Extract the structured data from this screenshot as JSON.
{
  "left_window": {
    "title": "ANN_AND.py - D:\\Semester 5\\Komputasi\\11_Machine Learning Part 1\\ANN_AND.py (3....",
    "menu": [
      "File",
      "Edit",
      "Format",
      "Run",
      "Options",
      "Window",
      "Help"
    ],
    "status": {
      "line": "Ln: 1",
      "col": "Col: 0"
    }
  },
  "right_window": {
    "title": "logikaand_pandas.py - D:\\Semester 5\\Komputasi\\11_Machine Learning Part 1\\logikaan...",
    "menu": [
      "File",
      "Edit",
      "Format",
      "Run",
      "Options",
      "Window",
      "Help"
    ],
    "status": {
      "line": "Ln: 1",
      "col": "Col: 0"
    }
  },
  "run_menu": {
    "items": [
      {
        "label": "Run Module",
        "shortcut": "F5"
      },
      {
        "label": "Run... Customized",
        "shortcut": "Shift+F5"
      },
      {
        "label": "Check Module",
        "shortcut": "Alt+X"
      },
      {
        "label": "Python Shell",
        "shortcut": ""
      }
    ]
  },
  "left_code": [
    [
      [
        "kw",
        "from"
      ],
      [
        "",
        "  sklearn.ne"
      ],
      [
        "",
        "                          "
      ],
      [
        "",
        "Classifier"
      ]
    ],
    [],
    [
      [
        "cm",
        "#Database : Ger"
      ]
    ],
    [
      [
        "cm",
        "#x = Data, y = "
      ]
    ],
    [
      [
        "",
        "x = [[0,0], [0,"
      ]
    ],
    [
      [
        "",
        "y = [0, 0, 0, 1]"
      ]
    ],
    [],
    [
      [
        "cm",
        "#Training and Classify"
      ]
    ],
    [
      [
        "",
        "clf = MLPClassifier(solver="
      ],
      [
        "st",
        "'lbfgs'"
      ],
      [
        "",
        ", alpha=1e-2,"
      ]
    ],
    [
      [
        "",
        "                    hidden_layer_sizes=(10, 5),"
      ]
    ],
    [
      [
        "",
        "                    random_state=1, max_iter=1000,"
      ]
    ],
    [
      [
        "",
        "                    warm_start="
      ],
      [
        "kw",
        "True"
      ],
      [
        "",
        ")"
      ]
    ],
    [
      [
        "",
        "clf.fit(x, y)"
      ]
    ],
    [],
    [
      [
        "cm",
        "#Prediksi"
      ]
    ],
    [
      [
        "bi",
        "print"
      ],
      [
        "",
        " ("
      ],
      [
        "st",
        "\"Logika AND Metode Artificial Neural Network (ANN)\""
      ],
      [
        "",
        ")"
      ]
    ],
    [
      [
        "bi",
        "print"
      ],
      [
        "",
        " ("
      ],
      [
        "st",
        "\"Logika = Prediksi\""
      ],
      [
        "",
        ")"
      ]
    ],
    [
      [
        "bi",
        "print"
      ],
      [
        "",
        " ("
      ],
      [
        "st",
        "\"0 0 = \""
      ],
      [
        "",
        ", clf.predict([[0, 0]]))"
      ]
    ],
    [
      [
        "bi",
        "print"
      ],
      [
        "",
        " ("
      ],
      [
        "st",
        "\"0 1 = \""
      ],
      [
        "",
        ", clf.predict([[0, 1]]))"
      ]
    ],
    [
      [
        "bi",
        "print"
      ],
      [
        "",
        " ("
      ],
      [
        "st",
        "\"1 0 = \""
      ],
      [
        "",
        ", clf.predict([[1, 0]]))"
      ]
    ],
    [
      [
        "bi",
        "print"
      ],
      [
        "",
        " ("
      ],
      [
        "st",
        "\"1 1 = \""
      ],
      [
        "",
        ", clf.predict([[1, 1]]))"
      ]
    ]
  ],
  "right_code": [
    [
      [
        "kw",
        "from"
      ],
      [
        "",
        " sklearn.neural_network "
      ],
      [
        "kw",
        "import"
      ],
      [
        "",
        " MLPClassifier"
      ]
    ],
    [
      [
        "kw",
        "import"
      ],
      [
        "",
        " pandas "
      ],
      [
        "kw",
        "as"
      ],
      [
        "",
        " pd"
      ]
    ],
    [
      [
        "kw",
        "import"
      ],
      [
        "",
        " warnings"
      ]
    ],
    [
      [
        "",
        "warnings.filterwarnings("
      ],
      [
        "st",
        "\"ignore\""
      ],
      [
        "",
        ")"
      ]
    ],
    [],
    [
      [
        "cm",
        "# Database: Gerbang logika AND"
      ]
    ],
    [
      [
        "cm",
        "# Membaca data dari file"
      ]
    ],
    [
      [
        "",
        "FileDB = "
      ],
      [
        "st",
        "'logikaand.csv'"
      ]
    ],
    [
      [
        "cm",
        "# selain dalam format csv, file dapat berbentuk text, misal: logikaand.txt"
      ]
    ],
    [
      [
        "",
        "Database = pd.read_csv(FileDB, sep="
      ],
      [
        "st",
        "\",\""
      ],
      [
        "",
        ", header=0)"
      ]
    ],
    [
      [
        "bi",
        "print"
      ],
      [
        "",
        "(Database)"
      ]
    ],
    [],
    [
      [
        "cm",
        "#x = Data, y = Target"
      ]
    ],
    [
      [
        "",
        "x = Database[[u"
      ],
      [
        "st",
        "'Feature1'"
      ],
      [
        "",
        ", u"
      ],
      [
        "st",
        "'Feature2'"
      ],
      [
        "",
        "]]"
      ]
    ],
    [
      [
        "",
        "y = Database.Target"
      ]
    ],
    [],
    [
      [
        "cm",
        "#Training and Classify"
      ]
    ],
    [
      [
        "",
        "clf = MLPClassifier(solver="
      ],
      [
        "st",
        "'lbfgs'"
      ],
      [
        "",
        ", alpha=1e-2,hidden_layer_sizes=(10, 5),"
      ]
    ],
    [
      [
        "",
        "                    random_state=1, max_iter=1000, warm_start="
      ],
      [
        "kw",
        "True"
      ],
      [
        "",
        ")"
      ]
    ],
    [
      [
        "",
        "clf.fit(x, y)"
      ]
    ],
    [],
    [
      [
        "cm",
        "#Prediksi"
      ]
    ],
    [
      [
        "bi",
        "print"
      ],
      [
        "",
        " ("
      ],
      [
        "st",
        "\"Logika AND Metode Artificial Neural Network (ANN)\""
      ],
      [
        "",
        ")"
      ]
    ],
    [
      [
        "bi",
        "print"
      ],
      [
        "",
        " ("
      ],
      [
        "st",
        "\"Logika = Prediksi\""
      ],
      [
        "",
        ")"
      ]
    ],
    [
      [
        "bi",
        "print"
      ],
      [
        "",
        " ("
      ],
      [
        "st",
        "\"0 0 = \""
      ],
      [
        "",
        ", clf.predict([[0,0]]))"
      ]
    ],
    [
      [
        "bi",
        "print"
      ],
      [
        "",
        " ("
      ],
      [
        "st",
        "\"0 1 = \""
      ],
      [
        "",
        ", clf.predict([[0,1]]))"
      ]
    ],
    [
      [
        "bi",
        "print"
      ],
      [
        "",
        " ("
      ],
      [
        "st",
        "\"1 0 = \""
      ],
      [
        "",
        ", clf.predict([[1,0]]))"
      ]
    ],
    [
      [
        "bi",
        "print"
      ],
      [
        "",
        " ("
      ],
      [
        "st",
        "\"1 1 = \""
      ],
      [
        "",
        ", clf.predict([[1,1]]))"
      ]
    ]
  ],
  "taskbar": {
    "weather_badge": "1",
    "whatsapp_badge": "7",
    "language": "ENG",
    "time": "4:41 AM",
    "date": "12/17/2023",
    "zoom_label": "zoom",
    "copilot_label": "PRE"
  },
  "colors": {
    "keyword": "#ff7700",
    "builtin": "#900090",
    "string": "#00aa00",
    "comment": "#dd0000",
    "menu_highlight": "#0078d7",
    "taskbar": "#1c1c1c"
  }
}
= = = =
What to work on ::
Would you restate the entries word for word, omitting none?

Answer for the task ::
Extract the structured data from this screenshot as JSON.
{
  "left_window": {
    "title": "ANN_AND.py - D:\\Semester 5\\Komputasi\\11_Machine Learning Part 1\\ANN_AND.py (3....",
    "menu": [
      "File",
      "Edit",
      "Format",
      "Run",
      "Options",
      "Window",
      "Help"
    ],
    "status": {
      "line": "Ln: 1",
      "col": "Col: 0"
    }
  },
  "right_window": {
    "title": "logikaand_pandas.py - D:\\Semester 5\\Komputasi\\11_Machine Learning Part 1\\logikaan...",
    "menu": [
      "File",
      "Edit",
      "Format",
      "Run",
      "Options",
      "Window",
      "Help"
    ],
    "status": {
      "line": "Ln: 1",
      "col": "Col: 0"
    }
  },
  "run_menu": {
    "items": [
      {
        "label": "Run Module",
        "shortcut": "F5"
      },
      {
        "label": "Run... Customized",
        "shortcut": "Shift+F5"
      },
      {
        "label": "Check Module",
        "shortcut": "Alt+X"
      },
      {
        "label": "Python Shell",
        "shortcut": ""
      }
    ]
  },
  "left_code": [
    [
      [
        "kw",
        "from"
      ],
      [
        "",
        "  sklearn.ne"
      ],
      [
        "",
        "                          "
      ],
      [
        "",
        "Classifier"
      ]
    ],
    [],
    [
      [
        "cm",
        "#Database : Ger"
      ]
    ],
    [
      [
        "cm",
        "#x = Data, y = "
      ]
    ],
    [
      [
        "",
        "x = [[0,0], [0,"
      ]
    ],
    [
      [
        "",
        "y = [0, 0, 0, 1]"
      ]
    ],
    [],
    [
      [
        "cm",
        "#Training and Classify"
      ]
    ],
    [
      [
        "",
        "clf = MLPClassifier(solver="
      ],
      [
        "st",
        "'lbfgs'"
      ],
      [
        "",
        ", alpha=1e-2,"
      ]
    ],
    [
      [
        "",
        "                    hidden_layer_sizes=(10, 5),"
      ]
    ],
    [
      [
        "",
        "                    random_state=1, max_iter=1000,"
      ]
    ],
    [
      [
        "",
        "                    warm_start="
      ],
      [
        "kw",
        "True"
      ],
      [
        "",
        ")"
      ]
    ],
    [
      [
        "",
        "clf.fit(x, y)"
      ]
    ],
    [],
    [
      [
        "cm",
        "#Prediksi"
      ]
    ],
    [
      [
        "bi",
        "print"
      ],
      [
        "",
        " ("
      ],
      [
        "st",
        "\"Logika AND Metode Artificial Neural Network (ANN)\""
      ],
      [
        "",
        ")"
      ]
    ],
    [
      [
        "bi",
        "print"
      ],
      [
        "",
        " ("
      ],
      [
        "st",
        "\"Logika = Prediksi\""
      ],
      [
        "",
        ")"
      ]
    ],
    [
      [
        "bi",
        "print"
      ],
      [
        "",
        " ("
      ],
      [
        "st",
        "\"0 0 = \""
      ],
      [
        "",
        ", clf.predict([[0, 0]]))"
      ]
    ],
    [
      [
        "bi",
        "print"
      ],
      [
        "",
        " ("
      ],
      [
        "st",
        "\"0 1 = \""
      ],
      [
        "",
        ", clf.predict([[0, 1]]))"
      ]
    ],
    [
      [
        "bi",
        "print"
      ],
      [
        "",
        " ("
      ],
      [
        "st",
        "\"1 0 = \""
      ],
      [
        "",
        ", clf.predict([[1, 0]]))"
      ]
    ],
    [
      [
        "bi",
        "print"
      ],
      [
        "",
        " ("
      ],
      [
        "st",
        "\"1 1 = \""
      ],
      [
        "",
        ", clf.predict([[1, 1]]))"
      ]
    ]
  ],
  "right_code": [
    [
      [
        "kw",
        "from"
      ],
      [
        "",
        " sklearn.neural_network "
      ],
      [
        "kw",
        "import"
      ],
      [
        "",
        " MLPClassifier"
      ]
    ],
    [
      [
        "kw",
        "import"
      ],
      [
        "",
        " pandas "
      ],
      [
        "kw",
        "as"
      ],
      [
        "",
        " pd"
      ]
    ],
    [
      [
        "kw",
        "import"
      ],
      [
        "",
        " warnings"
      ]
    ],
    [
      [
        "",
        "warnings.filterwarnings("
      ],
      [
        "st",
        "\"ignore\""
      ],
      [
        "",
        ")"
      ]
    ],
    [],
    [
      [
        "cm",
        "# Database: Gerbang logika AND"
      ]
    ],
    [
      [
        "cm",
        "# Membaca data dari file"
      ]
    ],
    [
      [
        "",
        "FileDB = "
      ],
      [
        "st",
        "'logikaand.csv'"
      ]
    ],
    [
      [
        "cm",
        "# selain dalam format csv, file dapat berbentuk text, misal: logikaand.txt"
      ]
    ],
    [
      [
        "",
        "Database = pd.read_csv(FileDB, sep="
      ],
      [
        "st",
        "\",\""
      ],
      [
        "",
        ", header=0)"
      ]
    ],
    [
      [
        "bi",
        "print"
      ],
      [
        "",
        "(Database)"
      ]
    ],
    [],
    [
      [
        "cm",
        "#x = Data, y = Target"
      ]
    ],
    [
      [
        "",
        "x = Database[[u"
      ],
      [
        "st",
        "'Feature1'"
      ],
      [
        "",
        ", u"
      ],
      [
        "st",
        "'Feature2'"
      ],
      [
        "",
        "]]"
      ]
    ],
    [
      [
        "",
        "y = Database.Target"
      ]
    ],
    [],
    [
      [
        "cm",
        "#Training and Classify"
      ]
    ],
    [
      [
        "",
        "clf = MLPClassifier(solver="
      ],
      [
        "st",
        "'lbfgs'"
      ],
      [
        "",
        ", alpha=1e-2,hidden_layer_sizes=(10, 5),"
      ]
    ],
    [
      [
        "",
        "                    random_state=1, max_iter=1000, warm_start="
      ],
      [
        "kw",
        "True"
      ],
      [
        "",
        ")"
      ]
    ],
    [
      [
        "",
        "clf.fit(x, y)"
      ]
    ],
    [],
    [
      [
        "cm",
        "#Prediksi"
      ]
    ],
    [
      [
        "bi",
        "print"
      ],
      [
        "",
        " ("
      ],
      [
        "st",
        "\"Logika AND Metode Artificial Neural Network (ANN)\""
      ],
      [
        "",
        ")"
      ]
    ],
    [
      [
        "bi",
        "print"
      ],
      [
        "",
        " ("
      ],
      [
        "st",
        "\"Logika = Prediksi\""
      ],
      [
        "",
        ")"
      ]
    ],
    [
      [
        "bi",
        "print"
      ],
      [
        "",
        " ("
      ],
      [
        "st",
        "\"0 0 = \""
      ],
      [
        "",
        ", clf.predict([[0,0]]))"
      ]
    ],
    [
      [
        "bi",
        "print"
      ],
      [
        "",
        " ("
      ],
      [
        "st",
        "\"0 1 = \""
      ],
      [
        "",
        ", clf.predict([[0,1]]))"
      ]
    ],
    [
      [
        "bi",
        "print"
      ],
      [
        "",
        " ("
      ],
      [
        "st",
        "\"1 0 = \""
      ],
      [
        "",
        ", clf.predict([[1,0]]))"
      ]
    ],
    [
      [
        "bi",
        "print"
      ],
      [
        "",
        " ("
      ],
      [
        "st",
        "\"1 1 = \""
      ],
      [
        "",
        ", clf.predict([[1,1]]))"
      ]
    ]
  ],
  "taskbar": {
    "weather_badge": "1",
    "whatsapp_badge": "7",
    "language": "ENG",
    "time": "4:41 AM",
    "date": "12/17/2023",
    "zoom_label": "zoom",
    "copilot_label": "PRE"
  },
  "colors": {
    "keyword": "#ff7700",
    "builtin": "#900090",
    "string": "#00aa00",
    "comment": "#dd0000",
    "menu_highlight": "#0078d7",
    "taskbar": "#1c1c1c"
  }
}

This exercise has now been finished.